To properly communicate my working hypothesis, I need to put aside the half-baked colloquialisms and images (just for a second) and provide a metaphor that harnesses fire’s complexity. Picture, if you will, a forge fire driving production up until the moment its flames surge out of control, escape the hearth, destroy the smithy’s shop, and scorch his neighbors’ outbuildings. Now call that blaze – with its potential and threat – human passion or ambition. My theory is that new parents are more invested in this project than any previous one. Because we’d go through fire and water for our kids, we develop a yearning for perfection that doesn’t recede in the face of our cognitive understanding that precision and flawlessness cannot exist here. In practical terms, we want so desperately to give our children the best that we continuously question whether we could be doing better. Our intense love for our offspring and unending desire to help them on their way literally sustain hominid life on this planet, but the same impulses allowed to run rampant produce a fear of imperfect performance that can compromise parental decision-making and emotional well-being. We start with the most promising of intentions and end up holding a bill for charred outbuildings.
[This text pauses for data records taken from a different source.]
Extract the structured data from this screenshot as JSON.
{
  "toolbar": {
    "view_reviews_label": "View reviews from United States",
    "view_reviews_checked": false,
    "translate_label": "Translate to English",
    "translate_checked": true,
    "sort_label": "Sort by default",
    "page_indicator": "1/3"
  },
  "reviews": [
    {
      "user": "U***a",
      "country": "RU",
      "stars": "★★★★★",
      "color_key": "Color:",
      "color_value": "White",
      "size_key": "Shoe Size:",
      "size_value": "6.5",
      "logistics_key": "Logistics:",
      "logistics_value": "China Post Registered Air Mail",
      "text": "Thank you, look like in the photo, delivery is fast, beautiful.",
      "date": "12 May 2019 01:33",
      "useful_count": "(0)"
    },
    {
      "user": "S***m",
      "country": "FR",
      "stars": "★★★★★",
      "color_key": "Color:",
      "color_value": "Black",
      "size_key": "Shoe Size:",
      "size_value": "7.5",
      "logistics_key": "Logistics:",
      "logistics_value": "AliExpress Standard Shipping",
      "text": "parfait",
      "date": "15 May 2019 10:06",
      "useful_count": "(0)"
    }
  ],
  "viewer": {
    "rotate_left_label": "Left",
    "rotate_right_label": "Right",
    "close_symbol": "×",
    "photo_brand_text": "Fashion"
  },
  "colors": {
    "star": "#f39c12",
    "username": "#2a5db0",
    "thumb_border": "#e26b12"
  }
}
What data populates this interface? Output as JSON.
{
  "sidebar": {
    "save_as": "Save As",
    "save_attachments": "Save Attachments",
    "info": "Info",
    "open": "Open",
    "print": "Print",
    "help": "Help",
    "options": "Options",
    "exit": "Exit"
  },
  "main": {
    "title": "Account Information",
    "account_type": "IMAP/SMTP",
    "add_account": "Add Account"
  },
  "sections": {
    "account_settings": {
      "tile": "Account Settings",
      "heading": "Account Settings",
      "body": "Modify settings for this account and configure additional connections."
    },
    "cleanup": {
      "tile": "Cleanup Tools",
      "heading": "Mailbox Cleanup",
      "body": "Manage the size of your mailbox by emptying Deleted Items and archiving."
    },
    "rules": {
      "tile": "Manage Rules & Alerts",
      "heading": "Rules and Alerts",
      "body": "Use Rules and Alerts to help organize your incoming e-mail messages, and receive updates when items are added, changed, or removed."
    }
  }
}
Does this mean I’ll be jumping out of the frying pan and into the fire by giving birth to a second kid? I don’t think so. The feeling that my parenting had set the world on fire continued the last two months. It survived even when my attempts to care for Viv misfired. Both the newly effective communication between us (i.e., the fact that she talks) and the break I get on Tuesdays and Thursdays definitely provide a coolant for the engine behind my maternal drive. But our minute-to-minute existence really hasn’t chilled out that much, particularly not with Vivi’s fuse growing shorter as her official “twos” arrive. I think the real change was a mental one: after a totally fortuitous day of feeling like I absolutely could not have done better by Viv, I accepted that my best efforts are enough. Since that day, even when I know I could have attained greater parenting success with a different course of action, I don’t give myself hell over it. I don’t stand paralyzed by regret and anger. My best in each moment is my best in that moment, and, as previously established, my best is enough. My unparalleled passion for this job continues, but my ambition finds itself tamed; I truly believe that I’m achieving at the highest level, as is, imperfection and all.
After deciding that I can take the heat, I find myself once more dancing around the kitchen in my skivvies to the sound of my own applause.